■ What you should do
Keep every line of the data below that has the string "Memory" and present those lines.

(Dataset rows for apps and sites)
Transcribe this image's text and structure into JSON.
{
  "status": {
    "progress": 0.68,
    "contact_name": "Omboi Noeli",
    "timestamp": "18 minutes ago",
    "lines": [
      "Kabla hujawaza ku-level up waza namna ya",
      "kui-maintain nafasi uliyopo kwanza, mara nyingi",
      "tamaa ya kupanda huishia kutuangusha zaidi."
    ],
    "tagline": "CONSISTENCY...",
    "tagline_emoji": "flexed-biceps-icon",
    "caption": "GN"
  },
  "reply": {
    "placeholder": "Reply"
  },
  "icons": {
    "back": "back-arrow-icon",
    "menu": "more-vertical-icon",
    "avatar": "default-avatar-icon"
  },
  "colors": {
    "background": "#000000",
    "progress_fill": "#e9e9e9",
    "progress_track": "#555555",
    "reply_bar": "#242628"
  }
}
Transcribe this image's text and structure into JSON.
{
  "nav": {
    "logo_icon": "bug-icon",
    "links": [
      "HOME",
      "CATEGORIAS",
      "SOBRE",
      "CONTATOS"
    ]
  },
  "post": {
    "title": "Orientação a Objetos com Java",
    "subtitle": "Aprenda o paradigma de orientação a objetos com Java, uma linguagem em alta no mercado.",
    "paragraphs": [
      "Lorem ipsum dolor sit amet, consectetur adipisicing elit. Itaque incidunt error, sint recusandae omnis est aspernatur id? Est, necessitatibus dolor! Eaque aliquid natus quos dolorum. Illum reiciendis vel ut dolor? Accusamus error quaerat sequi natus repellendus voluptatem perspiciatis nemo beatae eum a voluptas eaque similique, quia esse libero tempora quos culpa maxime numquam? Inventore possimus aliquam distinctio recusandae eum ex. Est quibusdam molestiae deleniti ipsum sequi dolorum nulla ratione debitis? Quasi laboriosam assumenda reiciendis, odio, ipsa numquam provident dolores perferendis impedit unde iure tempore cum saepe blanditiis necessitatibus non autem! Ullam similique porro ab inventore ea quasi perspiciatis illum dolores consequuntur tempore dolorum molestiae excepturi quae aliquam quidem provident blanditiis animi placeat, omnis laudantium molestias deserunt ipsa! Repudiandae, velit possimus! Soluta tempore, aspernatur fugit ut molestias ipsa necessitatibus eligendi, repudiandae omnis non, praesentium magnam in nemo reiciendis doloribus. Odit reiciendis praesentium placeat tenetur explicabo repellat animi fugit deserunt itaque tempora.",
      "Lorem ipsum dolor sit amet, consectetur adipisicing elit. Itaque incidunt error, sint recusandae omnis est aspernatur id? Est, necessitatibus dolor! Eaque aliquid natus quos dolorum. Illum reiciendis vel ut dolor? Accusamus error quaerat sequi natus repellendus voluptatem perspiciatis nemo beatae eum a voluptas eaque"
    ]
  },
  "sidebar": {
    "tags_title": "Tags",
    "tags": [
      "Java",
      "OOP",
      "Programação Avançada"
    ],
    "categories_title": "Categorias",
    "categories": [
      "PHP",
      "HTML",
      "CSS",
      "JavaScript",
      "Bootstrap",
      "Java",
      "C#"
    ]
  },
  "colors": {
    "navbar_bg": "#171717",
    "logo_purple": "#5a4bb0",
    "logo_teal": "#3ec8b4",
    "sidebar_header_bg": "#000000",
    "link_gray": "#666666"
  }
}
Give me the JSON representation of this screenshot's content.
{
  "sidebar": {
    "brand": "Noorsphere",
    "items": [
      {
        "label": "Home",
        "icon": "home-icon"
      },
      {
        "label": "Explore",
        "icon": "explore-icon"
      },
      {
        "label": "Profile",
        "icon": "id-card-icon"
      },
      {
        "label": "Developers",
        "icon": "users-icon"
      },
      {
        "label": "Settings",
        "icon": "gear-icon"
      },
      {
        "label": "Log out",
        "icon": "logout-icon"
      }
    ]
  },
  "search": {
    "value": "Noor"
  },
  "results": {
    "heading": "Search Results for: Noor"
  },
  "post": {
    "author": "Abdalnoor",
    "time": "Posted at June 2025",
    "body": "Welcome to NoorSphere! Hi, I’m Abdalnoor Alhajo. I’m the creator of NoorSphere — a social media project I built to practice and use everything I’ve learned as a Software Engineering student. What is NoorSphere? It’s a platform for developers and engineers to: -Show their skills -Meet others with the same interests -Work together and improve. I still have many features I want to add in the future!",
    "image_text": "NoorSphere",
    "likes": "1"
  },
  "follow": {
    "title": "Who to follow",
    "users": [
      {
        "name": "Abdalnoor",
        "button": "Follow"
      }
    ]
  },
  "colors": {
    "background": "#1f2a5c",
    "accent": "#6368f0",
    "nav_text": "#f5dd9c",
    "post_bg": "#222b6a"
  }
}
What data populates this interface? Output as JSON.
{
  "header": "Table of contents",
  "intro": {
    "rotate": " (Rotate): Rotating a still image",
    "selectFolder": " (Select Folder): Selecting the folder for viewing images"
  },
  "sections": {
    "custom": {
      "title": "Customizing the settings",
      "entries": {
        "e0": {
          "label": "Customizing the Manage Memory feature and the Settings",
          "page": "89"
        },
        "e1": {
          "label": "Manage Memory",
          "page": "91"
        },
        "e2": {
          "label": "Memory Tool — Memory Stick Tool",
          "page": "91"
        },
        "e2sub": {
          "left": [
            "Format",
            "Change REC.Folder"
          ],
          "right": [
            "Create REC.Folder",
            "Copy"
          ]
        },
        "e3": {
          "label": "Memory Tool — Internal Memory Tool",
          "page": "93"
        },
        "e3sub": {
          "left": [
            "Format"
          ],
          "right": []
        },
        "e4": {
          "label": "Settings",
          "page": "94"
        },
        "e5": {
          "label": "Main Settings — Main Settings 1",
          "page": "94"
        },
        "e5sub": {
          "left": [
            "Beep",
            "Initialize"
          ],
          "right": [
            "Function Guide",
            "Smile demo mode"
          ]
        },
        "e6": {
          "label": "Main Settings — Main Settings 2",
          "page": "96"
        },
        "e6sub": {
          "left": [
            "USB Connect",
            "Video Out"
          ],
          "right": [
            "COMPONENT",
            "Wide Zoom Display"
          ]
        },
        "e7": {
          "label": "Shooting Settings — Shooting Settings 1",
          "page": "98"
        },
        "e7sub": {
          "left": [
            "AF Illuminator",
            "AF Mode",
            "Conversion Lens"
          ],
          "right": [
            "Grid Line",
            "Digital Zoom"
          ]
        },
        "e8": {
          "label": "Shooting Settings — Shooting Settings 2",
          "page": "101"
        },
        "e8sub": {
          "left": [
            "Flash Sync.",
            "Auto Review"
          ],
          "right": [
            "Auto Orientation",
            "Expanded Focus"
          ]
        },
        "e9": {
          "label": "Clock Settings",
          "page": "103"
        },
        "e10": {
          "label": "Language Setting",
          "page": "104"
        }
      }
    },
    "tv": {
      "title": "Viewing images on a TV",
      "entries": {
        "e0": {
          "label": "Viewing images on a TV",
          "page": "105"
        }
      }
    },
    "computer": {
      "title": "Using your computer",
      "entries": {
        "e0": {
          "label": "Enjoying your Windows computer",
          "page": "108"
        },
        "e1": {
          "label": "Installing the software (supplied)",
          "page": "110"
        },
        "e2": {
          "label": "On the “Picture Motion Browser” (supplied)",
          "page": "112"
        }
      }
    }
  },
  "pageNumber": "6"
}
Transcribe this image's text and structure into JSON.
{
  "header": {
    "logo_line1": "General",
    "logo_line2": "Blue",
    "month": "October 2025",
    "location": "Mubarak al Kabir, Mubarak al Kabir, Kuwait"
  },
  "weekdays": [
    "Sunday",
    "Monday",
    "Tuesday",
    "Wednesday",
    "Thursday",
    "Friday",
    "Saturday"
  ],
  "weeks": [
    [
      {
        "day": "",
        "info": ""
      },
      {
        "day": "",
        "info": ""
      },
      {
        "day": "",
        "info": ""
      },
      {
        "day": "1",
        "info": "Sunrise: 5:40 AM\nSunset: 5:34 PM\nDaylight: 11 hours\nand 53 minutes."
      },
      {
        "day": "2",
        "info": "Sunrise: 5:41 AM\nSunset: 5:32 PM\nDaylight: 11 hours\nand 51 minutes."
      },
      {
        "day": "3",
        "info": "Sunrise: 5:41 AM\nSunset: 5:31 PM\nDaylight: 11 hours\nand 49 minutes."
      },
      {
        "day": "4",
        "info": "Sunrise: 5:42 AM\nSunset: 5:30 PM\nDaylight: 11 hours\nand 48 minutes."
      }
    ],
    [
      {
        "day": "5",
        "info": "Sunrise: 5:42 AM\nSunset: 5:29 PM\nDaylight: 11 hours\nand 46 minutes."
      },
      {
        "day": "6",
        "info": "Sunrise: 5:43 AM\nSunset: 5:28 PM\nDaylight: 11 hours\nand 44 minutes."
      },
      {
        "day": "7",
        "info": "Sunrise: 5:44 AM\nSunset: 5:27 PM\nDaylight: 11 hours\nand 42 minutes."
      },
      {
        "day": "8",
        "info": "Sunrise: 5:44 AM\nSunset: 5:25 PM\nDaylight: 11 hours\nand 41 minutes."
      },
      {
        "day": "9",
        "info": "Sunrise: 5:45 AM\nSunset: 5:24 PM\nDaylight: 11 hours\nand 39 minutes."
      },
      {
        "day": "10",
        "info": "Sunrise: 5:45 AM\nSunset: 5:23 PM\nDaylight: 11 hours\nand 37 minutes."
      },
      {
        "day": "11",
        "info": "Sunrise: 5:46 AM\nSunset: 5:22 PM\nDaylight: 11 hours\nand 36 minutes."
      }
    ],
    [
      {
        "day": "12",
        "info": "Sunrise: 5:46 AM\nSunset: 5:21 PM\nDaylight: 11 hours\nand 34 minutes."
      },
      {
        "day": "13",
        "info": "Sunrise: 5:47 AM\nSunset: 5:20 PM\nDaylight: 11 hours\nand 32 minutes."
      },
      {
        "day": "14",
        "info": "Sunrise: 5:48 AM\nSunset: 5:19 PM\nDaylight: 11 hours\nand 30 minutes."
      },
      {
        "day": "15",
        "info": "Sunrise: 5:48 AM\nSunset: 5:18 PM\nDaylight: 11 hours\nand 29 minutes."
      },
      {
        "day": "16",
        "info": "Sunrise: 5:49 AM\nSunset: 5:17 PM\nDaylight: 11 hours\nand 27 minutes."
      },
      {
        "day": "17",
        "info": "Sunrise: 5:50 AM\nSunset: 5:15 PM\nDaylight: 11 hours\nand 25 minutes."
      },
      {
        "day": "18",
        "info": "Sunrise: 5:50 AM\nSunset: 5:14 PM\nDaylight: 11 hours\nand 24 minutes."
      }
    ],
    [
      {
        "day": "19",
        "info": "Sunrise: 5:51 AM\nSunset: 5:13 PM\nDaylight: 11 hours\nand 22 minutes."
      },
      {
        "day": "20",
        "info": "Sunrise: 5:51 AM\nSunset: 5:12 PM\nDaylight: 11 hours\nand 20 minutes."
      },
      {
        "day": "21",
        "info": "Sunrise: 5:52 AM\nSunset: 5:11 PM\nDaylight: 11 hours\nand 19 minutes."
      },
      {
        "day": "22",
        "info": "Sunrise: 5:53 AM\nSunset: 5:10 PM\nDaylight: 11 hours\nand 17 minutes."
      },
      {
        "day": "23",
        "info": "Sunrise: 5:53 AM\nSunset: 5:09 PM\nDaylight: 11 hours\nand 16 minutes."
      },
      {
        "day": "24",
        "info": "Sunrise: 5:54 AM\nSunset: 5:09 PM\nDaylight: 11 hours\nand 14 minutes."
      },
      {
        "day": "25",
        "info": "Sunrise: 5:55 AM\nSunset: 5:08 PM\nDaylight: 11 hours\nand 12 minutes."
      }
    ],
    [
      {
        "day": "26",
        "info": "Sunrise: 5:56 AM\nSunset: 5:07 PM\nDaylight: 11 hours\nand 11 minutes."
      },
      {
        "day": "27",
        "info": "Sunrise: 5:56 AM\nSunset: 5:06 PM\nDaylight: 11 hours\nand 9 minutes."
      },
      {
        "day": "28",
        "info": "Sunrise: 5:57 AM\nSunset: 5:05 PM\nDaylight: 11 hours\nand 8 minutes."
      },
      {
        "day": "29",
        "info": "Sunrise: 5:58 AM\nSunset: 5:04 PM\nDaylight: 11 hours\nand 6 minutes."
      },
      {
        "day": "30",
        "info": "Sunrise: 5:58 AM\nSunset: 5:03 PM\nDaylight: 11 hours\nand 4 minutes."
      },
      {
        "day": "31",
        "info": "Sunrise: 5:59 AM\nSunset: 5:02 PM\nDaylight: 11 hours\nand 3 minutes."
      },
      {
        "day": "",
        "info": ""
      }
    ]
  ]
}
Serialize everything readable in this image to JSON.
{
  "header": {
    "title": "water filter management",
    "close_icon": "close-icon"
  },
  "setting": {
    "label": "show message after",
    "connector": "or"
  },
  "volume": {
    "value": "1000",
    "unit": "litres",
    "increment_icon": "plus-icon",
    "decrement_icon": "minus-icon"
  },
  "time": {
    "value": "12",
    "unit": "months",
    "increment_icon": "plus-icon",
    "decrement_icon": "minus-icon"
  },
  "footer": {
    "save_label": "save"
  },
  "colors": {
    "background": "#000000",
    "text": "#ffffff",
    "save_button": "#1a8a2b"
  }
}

■ Exercise answer
          "label": "Customizing the Manage Memory feature and the Settings",
          "label": "Manage Memory",
          "label": "Memory Tool — Memory Stick Tool",
          "label": "Memory Tool — Internal Memory Tool",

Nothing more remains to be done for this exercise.